> _Requirement_: I need the entries printed again word for word, without the images.

> _Data supplied_:
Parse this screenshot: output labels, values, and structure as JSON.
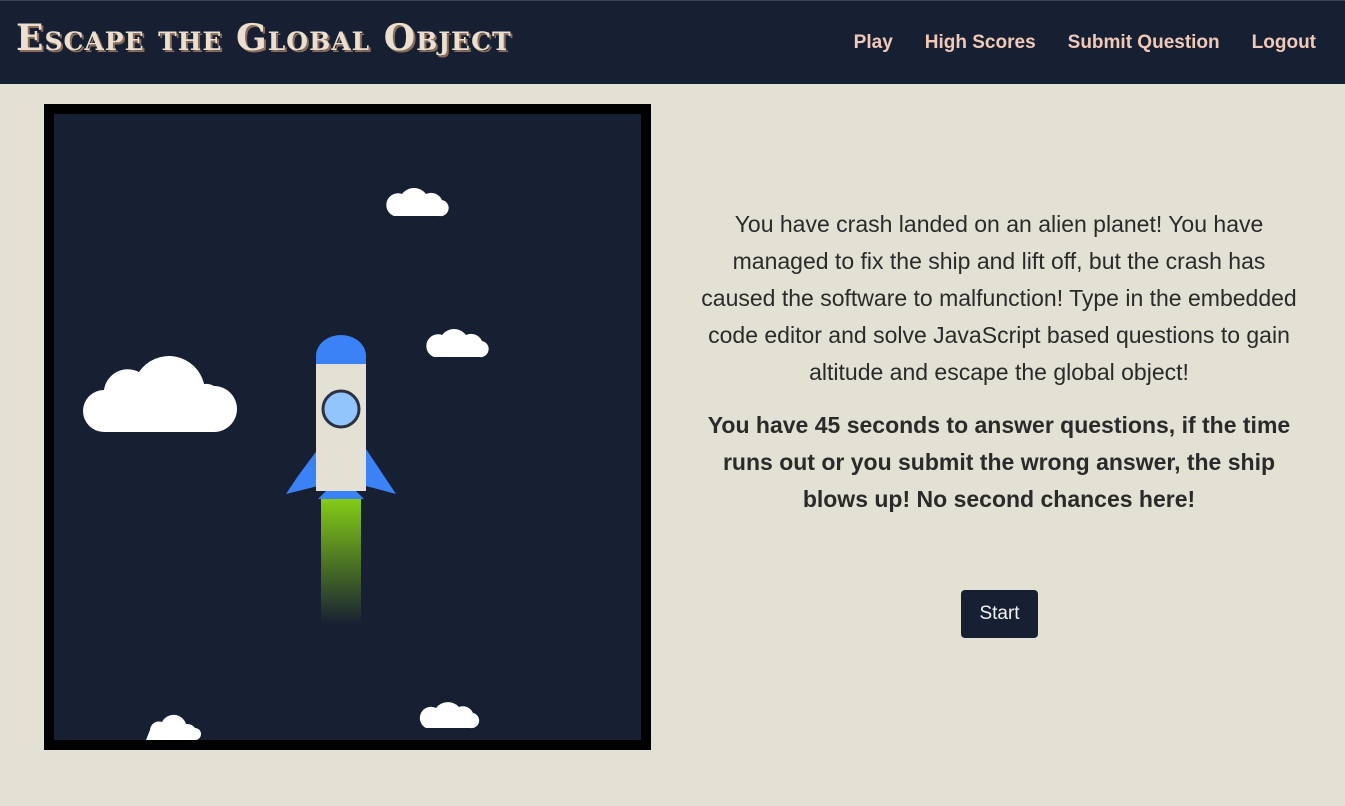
{
  "header": {
    "title": "Escape the Global Object",
    "nav": [
      {
        "label": "Play"
      },
      {
        "label": "High Scores"
      },
      {
        "label": "Submit Question"
      },
      {
        "label": "Logout"
      }
    ]
  },
  "intro": {
    "description": "You have crash landed on an alien planet! You have managed to fix the ship and lift off, but the crash has caused the software to malfunction! Type in the embedded code editor and solve JavaScript based questions to gain altitude and escape the global object!",
    "warning": "You have 45 seconds to answer questions, if the time runs out or you submit the wrong answer, the ship blows up! No second chances here!",
    "start_label": "Start"
  },
  "colors": {
    "navy": "#172032",
    "background": "#e3e0d4",
    "accent_nav": "#f0c9b8",
    "rocket_blue": "#3b82f6",
    "flame_green": "#84cc16"
  }
}
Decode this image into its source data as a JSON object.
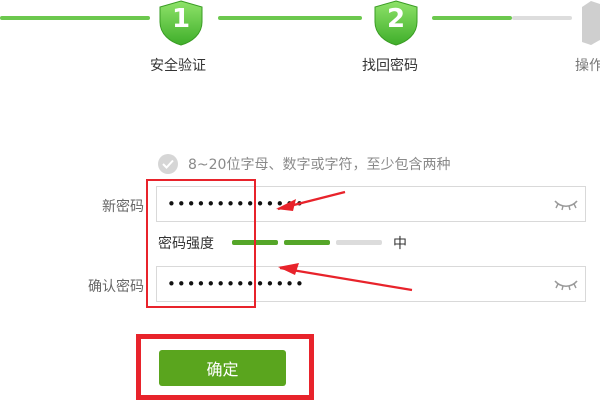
{
  "steps": [
    {
      "number": "1",
      "label": "安全验证"
    },
    {
      "number": "2",
      "label": "找回密码"
    },
    {
      "number": "",
      "label": "操作"
    }
  ],
  "password_hint": "8~20位字母、数字或字符，至少包含两种",
  "new_password": {
    "label": "新密码",
    "value": "••••••••••••••"
  },
  "strength": {
    "label": "密码强度",
    "level_text": "中",
    "level": 2,
    "max": 3
  },
  "confirm_password": {
    "label": "确认密码",
    "value": "••••••••••••••"
  },
  "confirm_button": {
    "label": "确定"
  },
  "icons": {
    "check": "check-circle-icon",
    "eye": "eye-closed-icon",
    "shield": "shield-icon"
  },
  "colors": {
    "accent": "#5aa51e",
    "annotation": "#e8232b",
    "track": "#6cc84e"
  }
}
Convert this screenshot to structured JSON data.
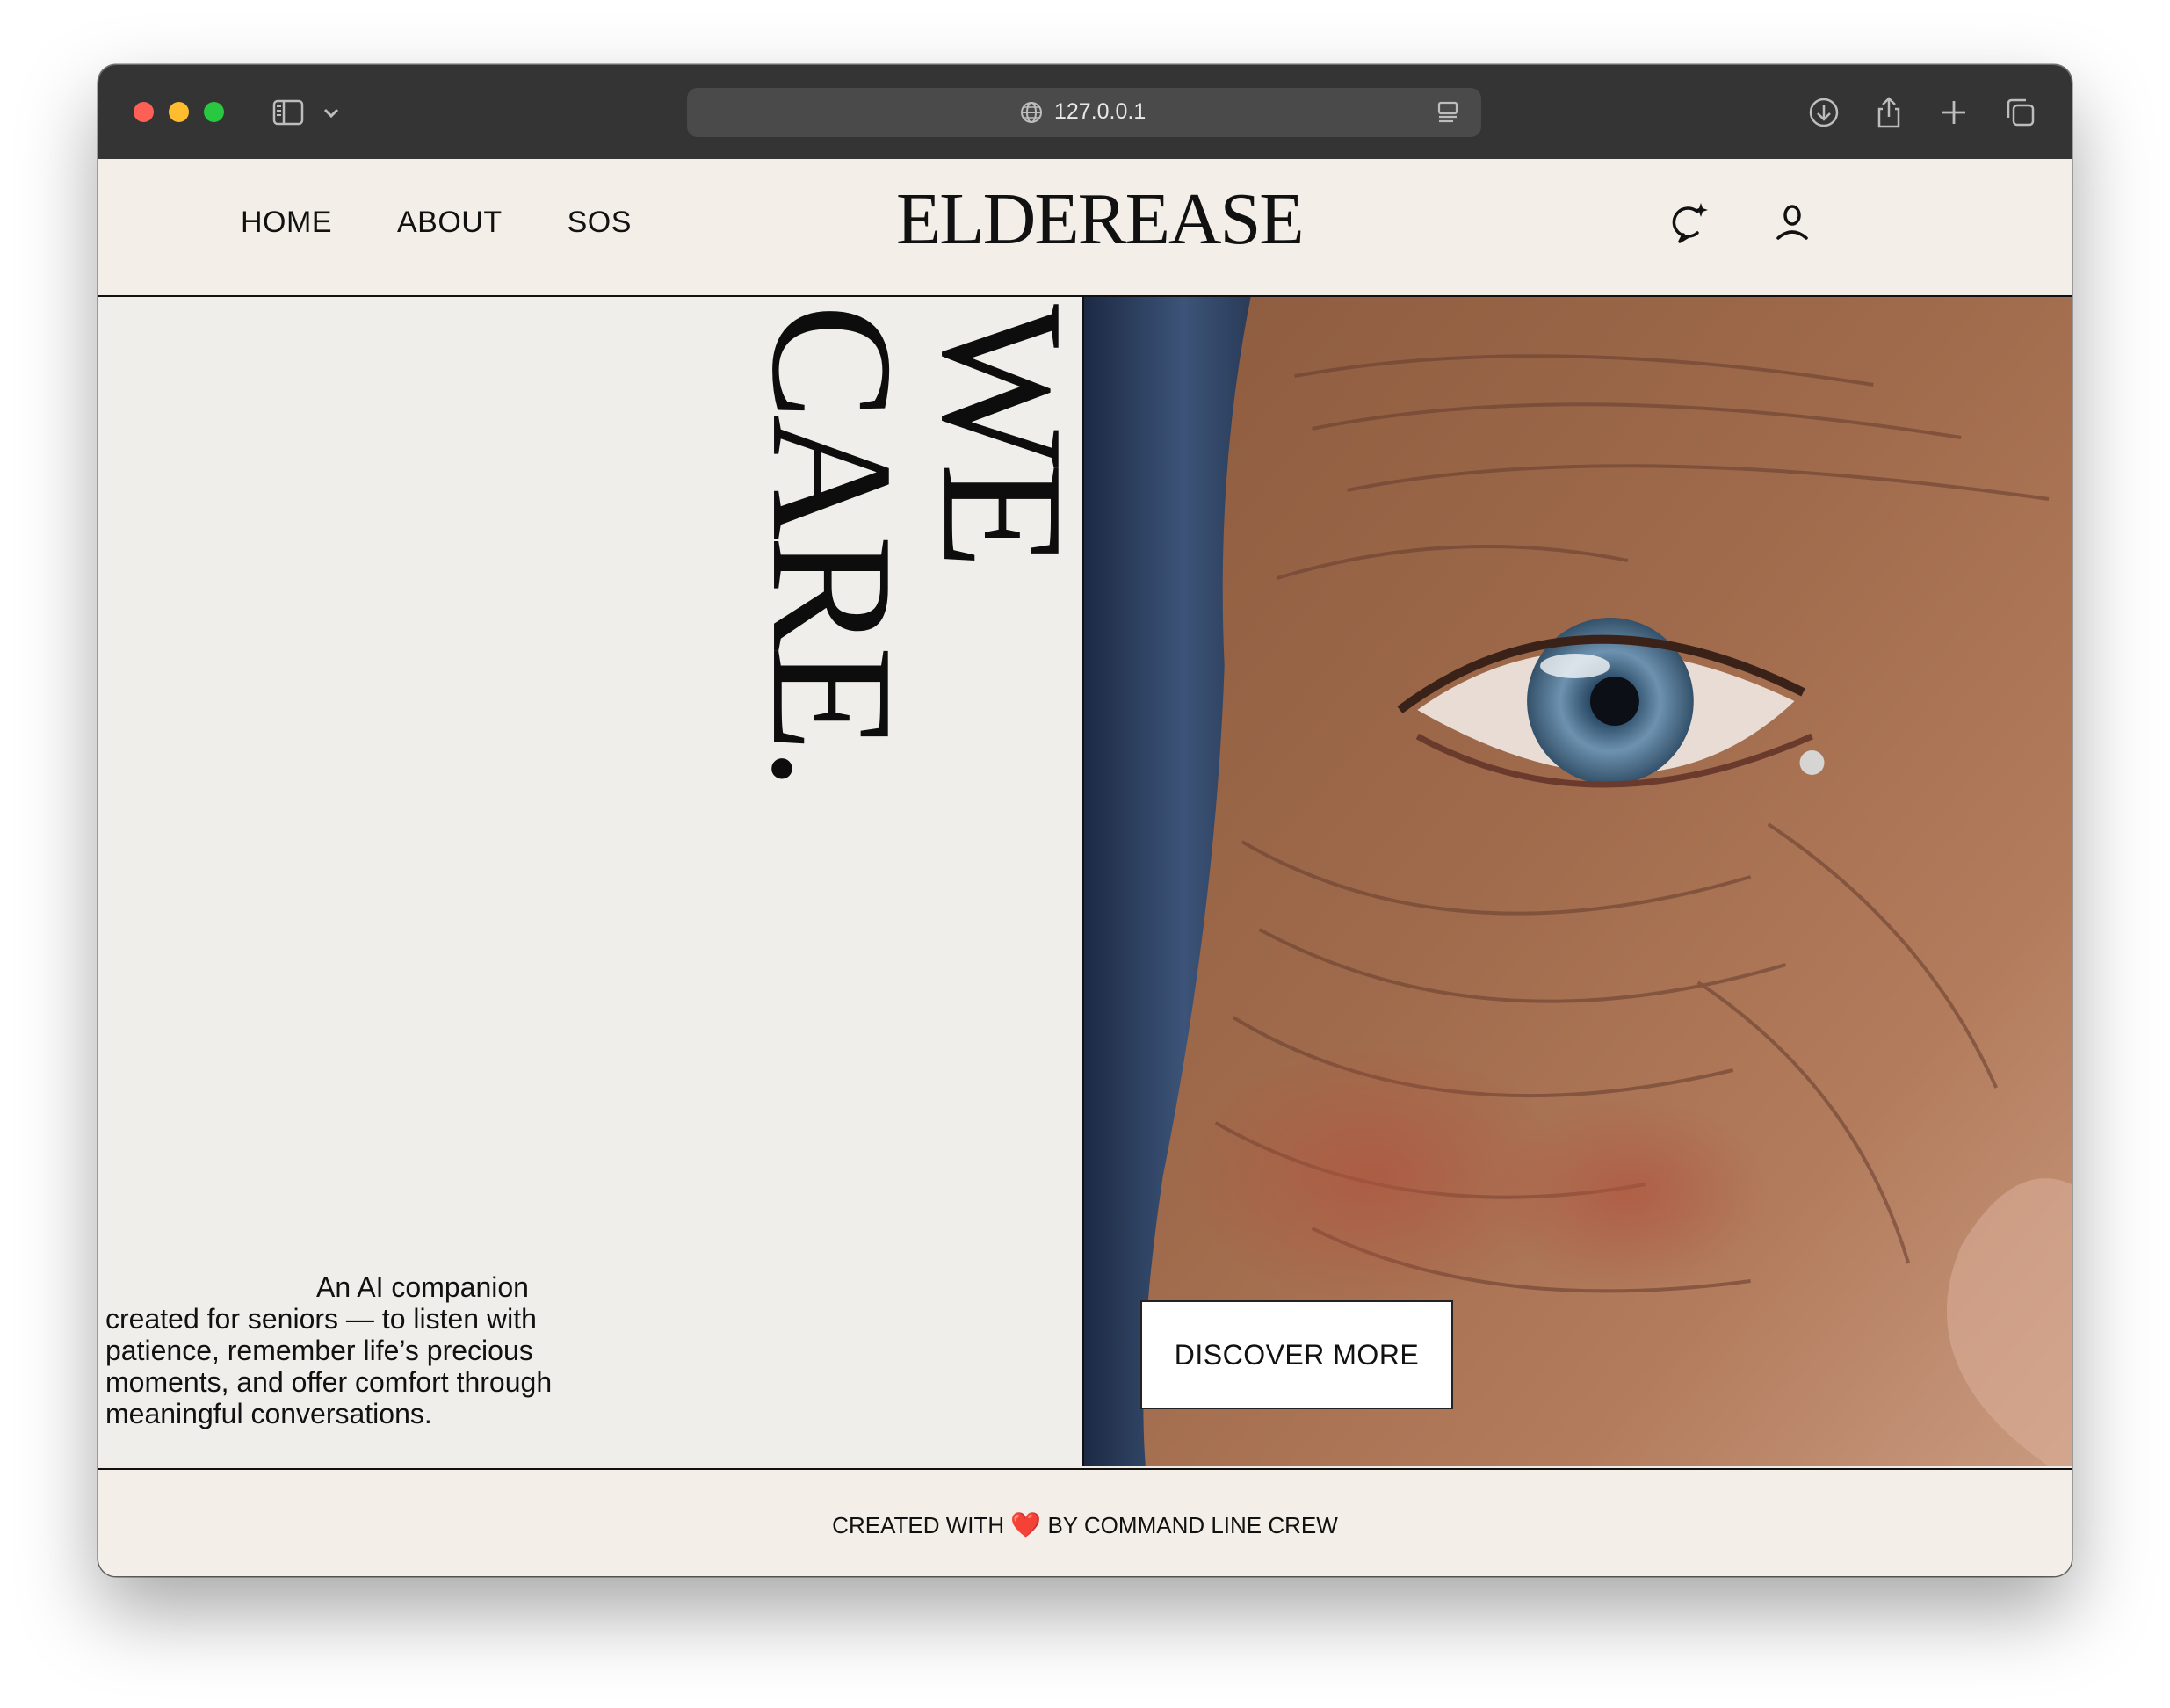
{
  "browser": {
    "url": "127.0.0.1"
  },
  "nav": {
    "items": [
      "HOME",
      "ABOUT",
      "SOS"
    ]
  },
  "brand": "ELDEREASE",
  "hero": {
    "title_line1": "WE",
    "title_line2": "CARE.",
    "description": "An AI companion created for seniors — to listen with patience, remember life’s precious moments, and offer comfort through meaningful conversations.",
    "cta_label": "DISCOVER MORE"
  },
  "footer": {
    "prefix": "CREATED WITH",
    "heart": "❤️",
    "suffix": "BY COMMAND LINE CREW"
  },
  "icons": {
    "browser": [
      "sidebar-icon",
      "chevron-down-icon",
      "globe-icon",
      "reader-icon",
      "download-icon",
      "share-icon",
      "plus-icon",
      "tabs-icon"
    ],
    "header": [
      "chat-sparkle-icon",
      "user-icon"
    ]
  },
  "colors": {
    "page_bg": "#f3eee7",
    "hero_bg": "#f0eeea",
    "ink": "#111111",
    "toolbar": "#343434",
    "heart": "#e22b2b"
  }
}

> _Task solution_:
Parse this screenshot: output labels, values, and structure as JSON.
{
  "header": {
    "title": "Escape the Global Object",
    "nav": [
      {
        "label": "Play"
      },
      {
        "label": "High Scores"
      },
      {
        "label": "Submit Question"
      },
      {
        "label": "Logout"
      }
    ]
  },
  "intro": {
    "description": "You have crash landed on an alien planet! You have managed to fix the ship and lift off, but the crash has caused the software to malfunction! Type in the embedded code editor and solve JavaScript based questions to gain altitude and escape the global object!",
    "warning": "You have 45 seconds to answer questions, if the time runs out or you submit the wrong answer, the ship blows up! No second chances here!",
    "start_label": "Start"
  },
  "colors": {
    "navy": "#172032",
    "background": "#e3e0d4",
    "accent_nav": "#f0c9b8",
    "rocket_blue": "#3b82f6",
    "flame_green": "#84cc16"
  }
}
Decode this image into its source data as a JSON object.
{
  "steps": [
    {
      "number": "1",
      "label": "安全验证"
    },
    {
      "number": "2",
      "label": "找回密码"
    },
    {
      "number": "",
      "label": "操作"
    }
  ],
  "password_hint": "8~20位字母、数字或字符，至少包含两种",
  "new_password": {
    "label": "新密码",
    "value": "••••••••••••••"
  },
  "strength": {
    "label": "密码强度",
    "level_text": "中",
    "level": 2,
    "max": 3
  },
  "confirm_password": {
    "label": "确认密码",
    "value": "••••••••••••••"
  },
  "confirm_button": {
    "label": "确定"
  },
  "icons": {
    "check": "check-circle-icon",
    "eye": "eye-closed-icon",
    "shield": "shield-icon"
  },
  "colors": {
    "accent": "#5aa51e",
    "annotation": "#e8232b",
    "track": "#6cc84e"
  }
}
Convert this screenshot to structured JSON data.
{
  "browser": {
    "url": "127.0.0.1"
  },
  "nav": {
    "items": [
      "HOME",
      "ABOUT",
      "SOS"
    ]
  },
  "brand": "ELDEREASE",
  "hero": {
    "title_line1": "WE",
    "title_line2": "CARE.",
    "description": "An AI companion created for seniors — to listen with patience, remember life’s precious moments, and offer comfort through meaningful conversations.",
    "cta_label": "DISCOVER MORE"
  },
  "footer": {
    "prefix": "CREATED WITH",
    "heart": "❤️",
    "suffix": "BY COMMAND LINE CREW"
  },
  "icons": {
    "browser": [
      "sidebar-icon",
      "chevron-down-icon",
      "globe-icon",
      "reader-icon",
      "download-icon",
      "share-icon",
      "plus-icon",
      "tabs-icon"
    ],
    "header": [
      "chat-sparkle-icon",
      "user-icon"
    ]
  },
  "colors": {
    "page_bg": "#f3eee7",
    "hero_bg": "#f0eeea",
    "ink": "#111111",
    "toolbar": "#343434",
    "heart": "#e22b2b"
  }
}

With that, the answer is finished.